Top of INPUT RECORDS
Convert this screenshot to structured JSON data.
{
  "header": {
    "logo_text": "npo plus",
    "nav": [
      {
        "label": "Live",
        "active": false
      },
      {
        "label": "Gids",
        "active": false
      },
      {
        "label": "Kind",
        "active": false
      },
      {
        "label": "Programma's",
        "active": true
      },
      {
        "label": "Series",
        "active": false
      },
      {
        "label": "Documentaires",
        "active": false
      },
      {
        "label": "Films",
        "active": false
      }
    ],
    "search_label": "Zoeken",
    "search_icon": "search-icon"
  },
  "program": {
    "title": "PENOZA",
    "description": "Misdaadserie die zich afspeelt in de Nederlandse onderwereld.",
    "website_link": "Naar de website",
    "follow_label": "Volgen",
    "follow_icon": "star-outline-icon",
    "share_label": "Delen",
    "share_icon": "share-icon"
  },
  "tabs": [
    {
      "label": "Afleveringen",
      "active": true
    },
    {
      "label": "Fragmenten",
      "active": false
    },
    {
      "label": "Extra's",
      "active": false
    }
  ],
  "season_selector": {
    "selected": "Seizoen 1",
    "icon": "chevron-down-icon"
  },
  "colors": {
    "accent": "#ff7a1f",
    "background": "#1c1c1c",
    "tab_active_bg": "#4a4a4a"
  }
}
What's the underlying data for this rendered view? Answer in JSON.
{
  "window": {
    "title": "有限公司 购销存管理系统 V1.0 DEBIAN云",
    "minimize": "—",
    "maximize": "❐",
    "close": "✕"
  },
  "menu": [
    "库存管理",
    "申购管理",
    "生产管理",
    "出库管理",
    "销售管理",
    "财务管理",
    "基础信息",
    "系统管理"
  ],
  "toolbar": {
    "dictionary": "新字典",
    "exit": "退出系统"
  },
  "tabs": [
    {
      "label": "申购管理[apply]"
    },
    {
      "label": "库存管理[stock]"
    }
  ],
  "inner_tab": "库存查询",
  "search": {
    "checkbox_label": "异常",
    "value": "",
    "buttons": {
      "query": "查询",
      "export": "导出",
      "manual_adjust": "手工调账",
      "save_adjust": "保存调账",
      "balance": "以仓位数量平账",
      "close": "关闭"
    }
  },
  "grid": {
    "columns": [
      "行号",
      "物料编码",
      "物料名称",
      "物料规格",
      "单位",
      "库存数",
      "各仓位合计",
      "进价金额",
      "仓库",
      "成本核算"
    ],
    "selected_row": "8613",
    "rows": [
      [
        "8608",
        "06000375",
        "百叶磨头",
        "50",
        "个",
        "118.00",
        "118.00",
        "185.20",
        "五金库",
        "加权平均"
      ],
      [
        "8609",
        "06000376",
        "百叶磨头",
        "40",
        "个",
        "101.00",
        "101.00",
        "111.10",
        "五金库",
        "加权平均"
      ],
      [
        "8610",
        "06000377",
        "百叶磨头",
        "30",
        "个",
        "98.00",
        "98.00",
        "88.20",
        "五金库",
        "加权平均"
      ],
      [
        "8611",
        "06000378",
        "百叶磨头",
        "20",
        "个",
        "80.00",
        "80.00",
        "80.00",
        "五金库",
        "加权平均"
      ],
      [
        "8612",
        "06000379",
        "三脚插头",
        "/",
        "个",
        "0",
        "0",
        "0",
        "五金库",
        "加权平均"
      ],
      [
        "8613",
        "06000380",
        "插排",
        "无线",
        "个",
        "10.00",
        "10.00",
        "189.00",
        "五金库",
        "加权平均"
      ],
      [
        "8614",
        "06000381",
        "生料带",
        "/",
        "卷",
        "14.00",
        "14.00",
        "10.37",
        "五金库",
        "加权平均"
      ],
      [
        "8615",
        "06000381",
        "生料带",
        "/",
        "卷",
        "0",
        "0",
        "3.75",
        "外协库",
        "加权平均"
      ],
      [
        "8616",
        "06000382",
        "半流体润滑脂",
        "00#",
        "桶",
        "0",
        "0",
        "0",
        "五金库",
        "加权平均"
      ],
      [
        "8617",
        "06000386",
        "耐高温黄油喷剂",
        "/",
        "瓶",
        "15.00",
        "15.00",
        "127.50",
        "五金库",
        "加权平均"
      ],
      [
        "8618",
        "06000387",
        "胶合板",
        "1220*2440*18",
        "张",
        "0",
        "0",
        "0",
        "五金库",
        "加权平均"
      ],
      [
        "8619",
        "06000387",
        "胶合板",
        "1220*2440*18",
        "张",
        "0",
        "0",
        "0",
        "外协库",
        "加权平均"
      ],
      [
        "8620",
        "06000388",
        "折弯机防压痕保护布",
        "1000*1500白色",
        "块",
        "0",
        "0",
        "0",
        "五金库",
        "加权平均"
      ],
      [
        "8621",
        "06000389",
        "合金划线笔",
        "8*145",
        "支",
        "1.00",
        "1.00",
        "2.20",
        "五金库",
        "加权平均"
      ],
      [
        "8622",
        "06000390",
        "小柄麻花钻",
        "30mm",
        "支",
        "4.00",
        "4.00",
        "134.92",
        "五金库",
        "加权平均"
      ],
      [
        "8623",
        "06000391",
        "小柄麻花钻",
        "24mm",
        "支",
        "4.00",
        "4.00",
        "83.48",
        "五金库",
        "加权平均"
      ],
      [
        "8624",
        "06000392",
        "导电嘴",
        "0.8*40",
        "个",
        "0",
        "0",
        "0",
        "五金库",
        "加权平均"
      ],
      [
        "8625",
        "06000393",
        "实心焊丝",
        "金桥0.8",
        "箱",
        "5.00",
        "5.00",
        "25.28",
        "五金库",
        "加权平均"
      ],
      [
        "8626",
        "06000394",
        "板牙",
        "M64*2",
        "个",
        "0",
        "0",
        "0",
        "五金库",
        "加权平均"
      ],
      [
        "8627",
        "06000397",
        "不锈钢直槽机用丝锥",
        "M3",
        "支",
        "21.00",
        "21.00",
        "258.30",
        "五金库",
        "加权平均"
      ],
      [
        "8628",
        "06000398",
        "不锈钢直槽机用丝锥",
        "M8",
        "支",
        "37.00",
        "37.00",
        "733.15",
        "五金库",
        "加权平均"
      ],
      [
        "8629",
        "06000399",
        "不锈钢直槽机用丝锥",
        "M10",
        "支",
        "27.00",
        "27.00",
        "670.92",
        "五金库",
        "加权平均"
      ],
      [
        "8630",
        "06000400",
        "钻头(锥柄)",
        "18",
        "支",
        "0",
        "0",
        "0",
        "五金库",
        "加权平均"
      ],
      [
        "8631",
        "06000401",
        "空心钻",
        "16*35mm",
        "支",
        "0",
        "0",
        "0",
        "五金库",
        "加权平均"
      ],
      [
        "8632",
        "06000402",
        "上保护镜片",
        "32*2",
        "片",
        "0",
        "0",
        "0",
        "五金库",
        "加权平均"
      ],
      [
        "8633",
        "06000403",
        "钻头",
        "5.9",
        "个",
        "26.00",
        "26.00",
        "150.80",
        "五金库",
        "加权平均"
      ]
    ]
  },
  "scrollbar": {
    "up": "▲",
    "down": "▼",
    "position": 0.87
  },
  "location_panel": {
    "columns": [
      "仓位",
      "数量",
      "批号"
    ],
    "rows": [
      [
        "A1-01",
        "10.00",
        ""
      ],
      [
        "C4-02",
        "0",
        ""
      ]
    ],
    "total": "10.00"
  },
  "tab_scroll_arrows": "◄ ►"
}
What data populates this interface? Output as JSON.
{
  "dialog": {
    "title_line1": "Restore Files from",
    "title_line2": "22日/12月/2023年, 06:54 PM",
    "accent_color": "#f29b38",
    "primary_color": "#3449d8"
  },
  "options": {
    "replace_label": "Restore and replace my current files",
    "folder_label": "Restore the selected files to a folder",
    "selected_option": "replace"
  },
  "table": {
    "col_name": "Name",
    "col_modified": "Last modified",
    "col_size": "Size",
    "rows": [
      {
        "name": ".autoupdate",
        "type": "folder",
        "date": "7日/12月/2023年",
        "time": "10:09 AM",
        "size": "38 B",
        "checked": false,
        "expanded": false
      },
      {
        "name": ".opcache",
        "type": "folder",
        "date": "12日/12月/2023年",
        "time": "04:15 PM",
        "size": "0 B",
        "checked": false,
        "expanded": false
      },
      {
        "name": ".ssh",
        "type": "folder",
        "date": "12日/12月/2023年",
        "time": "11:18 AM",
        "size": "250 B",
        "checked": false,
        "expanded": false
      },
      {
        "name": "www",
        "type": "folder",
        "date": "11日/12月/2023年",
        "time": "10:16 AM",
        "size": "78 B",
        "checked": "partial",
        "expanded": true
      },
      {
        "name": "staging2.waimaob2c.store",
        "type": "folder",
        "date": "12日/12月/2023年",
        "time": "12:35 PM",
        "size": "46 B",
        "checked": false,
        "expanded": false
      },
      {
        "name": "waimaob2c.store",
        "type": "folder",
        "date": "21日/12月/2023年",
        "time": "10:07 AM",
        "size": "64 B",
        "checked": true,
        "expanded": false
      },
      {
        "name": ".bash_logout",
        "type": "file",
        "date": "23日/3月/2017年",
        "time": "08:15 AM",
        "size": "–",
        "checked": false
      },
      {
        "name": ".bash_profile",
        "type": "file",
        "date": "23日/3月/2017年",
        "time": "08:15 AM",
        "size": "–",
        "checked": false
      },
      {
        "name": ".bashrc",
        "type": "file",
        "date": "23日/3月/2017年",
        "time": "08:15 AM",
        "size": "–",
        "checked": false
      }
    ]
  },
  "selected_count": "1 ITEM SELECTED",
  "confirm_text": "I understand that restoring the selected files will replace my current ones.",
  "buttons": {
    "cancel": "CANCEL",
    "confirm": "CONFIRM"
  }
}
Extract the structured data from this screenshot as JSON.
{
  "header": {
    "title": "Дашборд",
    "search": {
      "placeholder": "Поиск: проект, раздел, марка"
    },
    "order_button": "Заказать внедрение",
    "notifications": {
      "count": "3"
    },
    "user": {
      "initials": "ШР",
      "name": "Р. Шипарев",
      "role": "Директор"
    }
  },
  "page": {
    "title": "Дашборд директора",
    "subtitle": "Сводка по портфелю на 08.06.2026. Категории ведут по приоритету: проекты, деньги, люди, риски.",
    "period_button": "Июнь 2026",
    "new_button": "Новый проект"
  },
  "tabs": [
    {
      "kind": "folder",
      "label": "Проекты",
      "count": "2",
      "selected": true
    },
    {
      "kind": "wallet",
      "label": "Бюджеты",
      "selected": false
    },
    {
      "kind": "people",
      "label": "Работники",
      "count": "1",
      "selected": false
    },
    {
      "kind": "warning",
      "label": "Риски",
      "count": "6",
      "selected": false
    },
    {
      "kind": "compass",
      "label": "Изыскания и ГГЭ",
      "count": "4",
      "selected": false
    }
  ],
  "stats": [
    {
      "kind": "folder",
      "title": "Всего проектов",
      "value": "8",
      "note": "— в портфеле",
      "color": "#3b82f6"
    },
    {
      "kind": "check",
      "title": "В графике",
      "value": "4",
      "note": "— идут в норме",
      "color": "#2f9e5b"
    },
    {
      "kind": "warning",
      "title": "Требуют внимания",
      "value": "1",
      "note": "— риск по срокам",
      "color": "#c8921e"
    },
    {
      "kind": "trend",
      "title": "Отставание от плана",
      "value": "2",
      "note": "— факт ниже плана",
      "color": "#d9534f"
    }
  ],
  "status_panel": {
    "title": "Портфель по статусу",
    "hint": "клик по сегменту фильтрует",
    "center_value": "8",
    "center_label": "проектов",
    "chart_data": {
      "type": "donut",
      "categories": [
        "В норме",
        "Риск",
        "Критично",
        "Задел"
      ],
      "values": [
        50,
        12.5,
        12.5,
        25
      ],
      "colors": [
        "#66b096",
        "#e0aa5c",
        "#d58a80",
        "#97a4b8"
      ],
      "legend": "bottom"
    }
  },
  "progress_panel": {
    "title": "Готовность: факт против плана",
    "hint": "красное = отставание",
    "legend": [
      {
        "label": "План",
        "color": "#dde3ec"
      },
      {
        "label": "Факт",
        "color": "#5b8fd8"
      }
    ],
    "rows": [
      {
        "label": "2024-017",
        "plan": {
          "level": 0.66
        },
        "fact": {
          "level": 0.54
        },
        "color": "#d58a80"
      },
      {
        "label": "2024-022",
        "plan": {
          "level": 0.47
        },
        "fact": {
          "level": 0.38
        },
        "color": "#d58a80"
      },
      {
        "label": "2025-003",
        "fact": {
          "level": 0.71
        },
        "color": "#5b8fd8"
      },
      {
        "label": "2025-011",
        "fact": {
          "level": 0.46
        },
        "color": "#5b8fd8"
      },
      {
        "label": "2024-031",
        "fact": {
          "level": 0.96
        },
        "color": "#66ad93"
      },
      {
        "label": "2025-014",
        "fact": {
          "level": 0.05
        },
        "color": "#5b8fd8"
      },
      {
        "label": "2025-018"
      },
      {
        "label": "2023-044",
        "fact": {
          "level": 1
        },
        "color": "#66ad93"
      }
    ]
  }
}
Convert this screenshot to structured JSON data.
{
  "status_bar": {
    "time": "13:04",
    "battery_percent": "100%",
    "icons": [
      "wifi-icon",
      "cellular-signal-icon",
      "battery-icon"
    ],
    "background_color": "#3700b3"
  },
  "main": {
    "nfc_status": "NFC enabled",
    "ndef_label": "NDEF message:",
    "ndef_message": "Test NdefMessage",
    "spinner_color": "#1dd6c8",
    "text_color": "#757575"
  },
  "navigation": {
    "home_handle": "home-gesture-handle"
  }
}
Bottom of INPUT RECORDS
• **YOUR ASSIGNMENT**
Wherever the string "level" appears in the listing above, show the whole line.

• **WRITTEN REPLY**
          "level": 0.66
          "level": 0.54
          "level": 0.47
          "level": 0.38
          "level": 0.71
          "level": 0.46
          "level": 0.96
          "level": 0.05
          "level": 1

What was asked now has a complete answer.